• PROBLEM DETAILS: Copy, from the listing, every line in which the string "title" is present.
▼
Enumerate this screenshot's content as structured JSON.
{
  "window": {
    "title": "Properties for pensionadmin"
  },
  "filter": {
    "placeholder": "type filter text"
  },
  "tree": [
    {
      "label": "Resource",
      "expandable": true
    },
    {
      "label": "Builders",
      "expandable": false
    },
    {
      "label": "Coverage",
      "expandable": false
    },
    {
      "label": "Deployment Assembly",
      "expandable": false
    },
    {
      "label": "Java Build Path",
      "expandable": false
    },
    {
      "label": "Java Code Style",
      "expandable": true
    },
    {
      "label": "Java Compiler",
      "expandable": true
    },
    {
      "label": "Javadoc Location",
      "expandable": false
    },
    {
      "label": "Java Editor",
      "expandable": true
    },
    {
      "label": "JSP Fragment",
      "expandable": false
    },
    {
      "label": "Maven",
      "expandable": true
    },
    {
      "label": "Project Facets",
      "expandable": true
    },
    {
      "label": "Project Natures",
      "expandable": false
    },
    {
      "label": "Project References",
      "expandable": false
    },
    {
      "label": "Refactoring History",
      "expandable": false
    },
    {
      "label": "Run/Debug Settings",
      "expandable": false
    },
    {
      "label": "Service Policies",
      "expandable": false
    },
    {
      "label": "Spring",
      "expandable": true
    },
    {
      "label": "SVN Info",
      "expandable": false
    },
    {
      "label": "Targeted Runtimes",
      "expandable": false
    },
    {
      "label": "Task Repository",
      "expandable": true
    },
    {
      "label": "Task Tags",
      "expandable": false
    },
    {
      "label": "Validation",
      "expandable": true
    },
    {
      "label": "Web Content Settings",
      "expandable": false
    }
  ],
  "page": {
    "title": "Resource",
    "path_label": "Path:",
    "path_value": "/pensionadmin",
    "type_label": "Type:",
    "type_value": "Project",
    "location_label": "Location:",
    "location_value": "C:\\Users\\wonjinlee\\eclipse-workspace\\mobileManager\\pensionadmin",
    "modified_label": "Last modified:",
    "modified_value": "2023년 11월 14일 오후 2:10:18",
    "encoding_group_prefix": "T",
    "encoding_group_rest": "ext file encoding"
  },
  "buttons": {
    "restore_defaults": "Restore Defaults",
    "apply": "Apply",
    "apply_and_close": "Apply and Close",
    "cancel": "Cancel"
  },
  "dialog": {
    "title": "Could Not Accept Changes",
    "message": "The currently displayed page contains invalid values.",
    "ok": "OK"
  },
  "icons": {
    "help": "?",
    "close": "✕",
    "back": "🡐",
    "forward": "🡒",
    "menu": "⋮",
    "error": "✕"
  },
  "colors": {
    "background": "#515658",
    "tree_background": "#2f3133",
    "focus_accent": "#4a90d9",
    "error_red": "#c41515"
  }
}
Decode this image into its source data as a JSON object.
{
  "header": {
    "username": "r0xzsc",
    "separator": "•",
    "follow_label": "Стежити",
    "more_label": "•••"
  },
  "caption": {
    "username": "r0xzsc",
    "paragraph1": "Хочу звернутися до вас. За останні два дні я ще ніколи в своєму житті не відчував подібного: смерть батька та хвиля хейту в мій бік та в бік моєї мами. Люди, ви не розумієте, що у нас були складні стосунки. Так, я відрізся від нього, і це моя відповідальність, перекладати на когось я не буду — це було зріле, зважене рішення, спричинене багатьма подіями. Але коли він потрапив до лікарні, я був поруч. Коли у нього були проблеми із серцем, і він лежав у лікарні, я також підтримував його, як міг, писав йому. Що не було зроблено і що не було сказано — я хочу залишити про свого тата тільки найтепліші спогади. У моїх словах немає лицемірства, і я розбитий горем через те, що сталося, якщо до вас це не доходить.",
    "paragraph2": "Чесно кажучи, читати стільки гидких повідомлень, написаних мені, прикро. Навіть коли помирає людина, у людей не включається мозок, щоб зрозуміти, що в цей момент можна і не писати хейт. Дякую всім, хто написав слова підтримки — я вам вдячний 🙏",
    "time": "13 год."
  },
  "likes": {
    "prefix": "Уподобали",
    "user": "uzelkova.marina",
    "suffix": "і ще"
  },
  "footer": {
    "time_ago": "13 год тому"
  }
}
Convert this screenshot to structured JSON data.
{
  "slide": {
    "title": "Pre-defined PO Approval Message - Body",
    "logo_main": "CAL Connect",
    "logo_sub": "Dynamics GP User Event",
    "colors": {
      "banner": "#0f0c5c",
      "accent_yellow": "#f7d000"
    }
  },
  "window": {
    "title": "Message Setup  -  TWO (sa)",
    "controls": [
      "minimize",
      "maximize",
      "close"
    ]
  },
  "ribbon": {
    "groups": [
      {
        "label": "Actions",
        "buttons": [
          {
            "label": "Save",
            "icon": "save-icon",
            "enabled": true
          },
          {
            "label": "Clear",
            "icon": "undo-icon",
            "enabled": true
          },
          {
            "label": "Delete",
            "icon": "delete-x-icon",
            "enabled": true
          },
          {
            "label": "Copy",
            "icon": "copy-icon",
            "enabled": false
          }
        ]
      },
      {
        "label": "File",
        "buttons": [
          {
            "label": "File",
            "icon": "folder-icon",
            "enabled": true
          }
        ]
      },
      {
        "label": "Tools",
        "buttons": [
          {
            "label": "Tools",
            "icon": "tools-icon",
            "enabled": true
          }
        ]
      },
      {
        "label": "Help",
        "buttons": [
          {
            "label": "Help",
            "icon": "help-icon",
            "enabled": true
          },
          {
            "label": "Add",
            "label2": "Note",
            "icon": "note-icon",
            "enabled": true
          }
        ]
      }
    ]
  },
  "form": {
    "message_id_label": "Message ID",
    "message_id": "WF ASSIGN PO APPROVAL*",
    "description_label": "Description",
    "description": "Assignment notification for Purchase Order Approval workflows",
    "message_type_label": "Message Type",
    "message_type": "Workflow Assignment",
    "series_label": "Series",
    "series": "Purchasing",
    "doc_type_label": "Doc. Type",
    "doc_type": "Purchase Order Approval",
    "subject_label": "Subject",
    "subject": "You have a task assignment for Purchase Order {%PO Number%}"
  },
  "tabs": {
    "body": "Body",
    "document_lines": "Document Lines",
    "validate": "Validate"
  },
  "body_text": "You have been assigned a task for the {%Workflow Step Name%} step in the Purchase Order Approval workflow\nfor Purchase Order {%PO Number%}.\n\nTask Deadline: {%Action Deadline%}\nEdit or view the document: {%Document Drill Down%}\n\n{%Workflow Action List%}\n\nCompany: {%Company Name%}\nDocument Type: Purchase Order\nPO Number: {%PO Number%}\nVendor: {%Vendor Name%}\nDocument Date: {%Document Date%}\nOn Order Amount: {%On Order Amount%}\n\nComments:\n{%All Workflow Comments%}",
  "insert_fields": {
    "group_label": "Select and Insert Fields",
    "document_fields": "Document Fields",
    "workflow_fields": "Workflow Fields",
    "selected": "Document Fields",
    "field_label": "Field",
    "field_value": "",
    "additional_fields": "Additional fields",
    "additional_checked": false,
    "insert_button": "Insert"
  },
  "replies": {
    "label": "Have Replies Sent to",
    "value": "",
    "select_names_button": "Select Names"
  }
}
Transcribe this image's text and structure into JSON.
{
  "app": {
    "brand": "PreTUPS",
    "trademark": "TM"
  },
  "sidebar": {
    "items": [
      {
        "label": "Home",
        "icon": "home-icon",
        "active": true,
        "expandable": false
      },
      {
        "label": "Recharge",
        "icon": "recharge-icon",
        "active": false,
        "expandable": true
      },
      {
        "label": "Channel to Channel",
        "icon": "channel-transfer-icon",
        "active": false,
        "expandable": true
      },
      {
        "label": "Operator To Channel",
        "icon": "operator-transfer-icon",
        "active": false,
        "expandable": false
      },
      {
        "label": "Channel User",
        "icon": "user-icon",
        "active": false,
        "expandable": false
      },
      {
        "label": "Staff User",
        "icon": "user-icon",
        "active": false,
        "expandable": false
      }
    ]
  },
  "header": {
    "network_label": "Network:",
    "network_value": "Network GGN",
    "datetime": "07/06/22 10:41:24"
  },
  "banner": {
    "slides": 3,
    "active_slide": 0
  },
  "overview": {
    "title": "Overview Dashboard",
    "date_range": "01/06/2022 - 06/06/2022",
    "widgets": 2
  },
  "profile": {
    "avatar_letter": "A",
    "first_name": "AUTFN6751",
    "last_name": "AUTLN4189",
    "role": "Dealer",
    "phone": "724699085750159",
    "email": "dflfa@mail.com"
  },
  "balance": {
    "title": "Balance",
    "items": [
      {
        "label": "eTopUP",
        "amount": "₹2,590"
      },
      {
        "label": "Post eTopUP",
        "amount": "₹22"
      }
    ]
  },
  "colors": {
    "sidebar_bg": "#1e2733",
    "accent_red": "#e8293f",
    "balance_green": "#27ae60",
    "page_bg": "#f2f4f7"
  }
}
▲
• ANSWER SPACE:
    "title": "Properties for pensionadmin"
    "title": "Resource",
    "title": "Could Not Accept Changes",
    "title": "Pre-defined PO Approval Message - Body",
    "title": "Message Setup  -  TWO (sa)",
    "title": "Overview Dashboard",
    "title": "Balance",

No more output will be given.